[Items from a dataset]
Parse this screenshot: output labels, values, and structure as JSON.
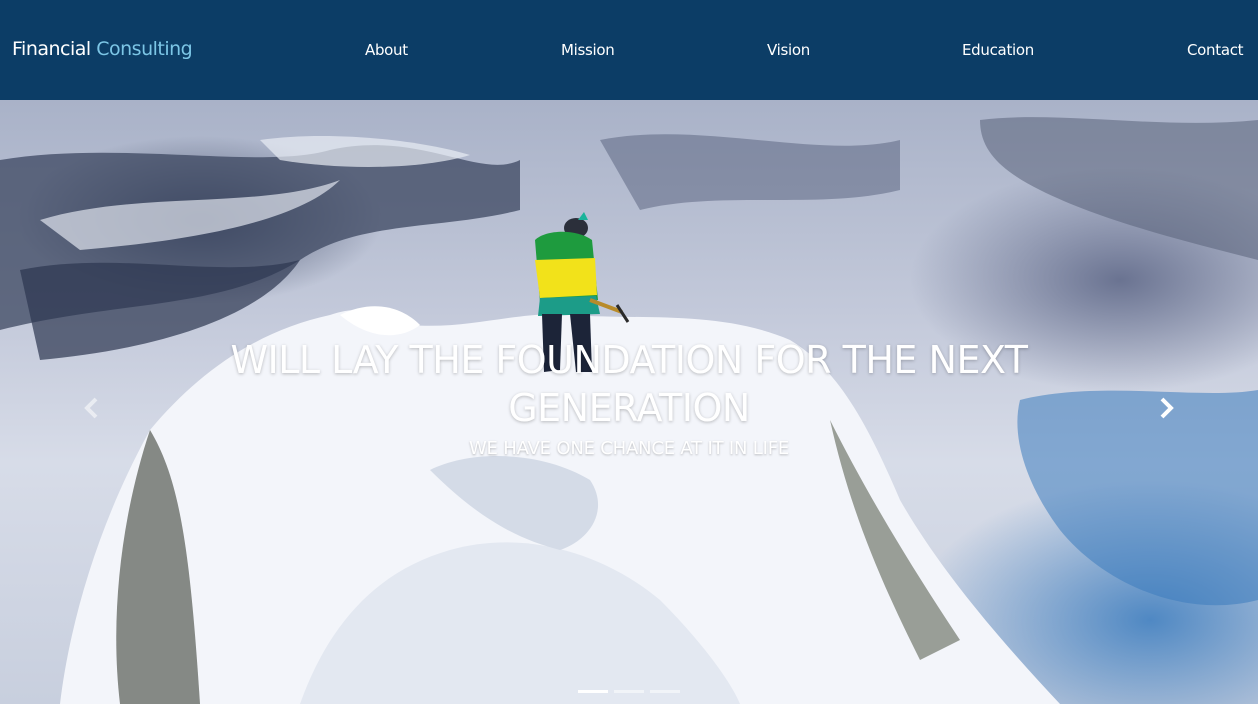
{
  "brand": {
    "name_primary": "Financial",
    "name_accent": "Consulting"
  },
  "nav": {
    "items": [
      {
        "label": "About"
      },
      {
        "label": "Mission"
      },
      {
        "label": "Vision"
      },
      {
        "label": "Education"
      },
      {
        "label": "Contact"
      }
    ]
  },
  "carousel": {
    "headline": "WILL LAY THE FOUNDATION FOR THE NEXT GENERATION",
    "subheadline": "WE HAVE ONE CHANCE AT IT IN LIFE",
    "active_slide": 1,
    "slide_count": 3
  },
  "colors": {
    "navbar_bg": "#0c3d66",
    "brand_accent": "#7cc6e6",
    "text": "#ffffff"
  },
  "icons": {
    "prev": "chevron-left-icon",
    "next": "chevron-right-icon"
  }
}
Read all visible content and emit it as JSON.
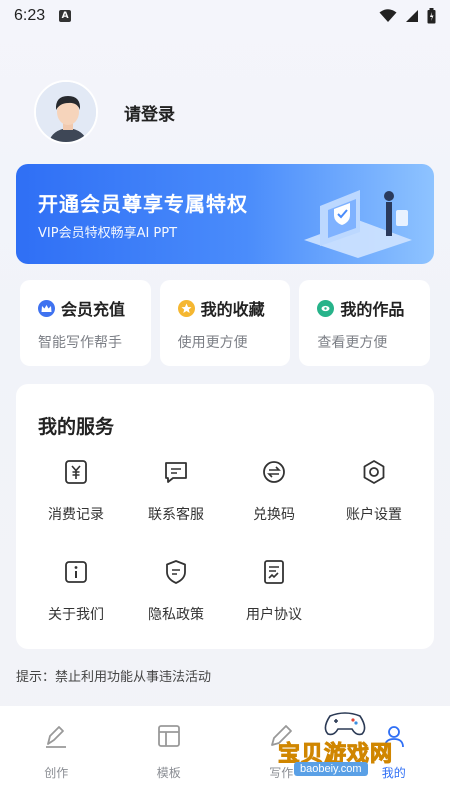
{
  "status_bar": {
    "time": "6:23",
    "notif_letter": "A"
  },
  "profile": {
    "login_label": "请登录"
  },
  "vip_banner": {
    "title": "开通会员尊享专属特权",
    "subtitle": "VIP会员特权畅享AI PPT"
  },
  "quick_cards": [
    {
      "title": "会员充值",
      "subtitle": "智能写作帮手",
      "icon": "crown-icon",
      "color": "#3f72f0"
    },
    {
      "title": "我的收藏",
      "subtitle": "使用更方便",
      "icon": "star-icon",
      "color": "#f5b731"
    },
    {
      "title": "我的作品",
      "subtitle": "查看更方便",
      "icon": "works-icon",
      "color": "#27b38a"
    }
  ],
  "services": {
    "title": "我的服务",
    "items": [
      {
        "label": "消费记录",
        "icon": "receipt-icon"
      },
      {
        "label": "联系客服",
        "icon": "chat-icon"
      },
      {
        "label": "兑换码",
        "icon": "exchange-icon"
      },
      {
        "label": "账户设置",
        "icon": "gear-icon"
      },
      {
        "label": "关于我们",
        "icon": "info-icon"
      },
      {
        "label": "隐私政策",
        "icon": "shield-icon"
      },
      {
        "label": "用户协议",
        "icon": "document-icon"
      }
    ]
  },
  "tip": "提示：禁止利用功能从事违法活动",
  "bottom_nav": [
    {
      "label": "创作",
      "icon": "pen-icon"
    },
    {
      "label": "模板",
      "icon": "template-icon"
    },
    {
      "label": "写作",
      "icon": "write-icon"
    },
    {
      "label": "我的",
      "icon": "profile-icon"
    }
  ],
  "watermark": {
    "text": "宝贝游戏网",
    "url": "baobeiy.com"
  }
}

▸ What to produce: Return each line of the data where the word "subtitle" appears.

▸ Output for this exercise:
    "subtitle": "VIP会员特权畅享AI PPT"
      "subtitle": "智能写作帮手",
      "subtitle": "使用更方便",
      "subtitle": "查看更方便",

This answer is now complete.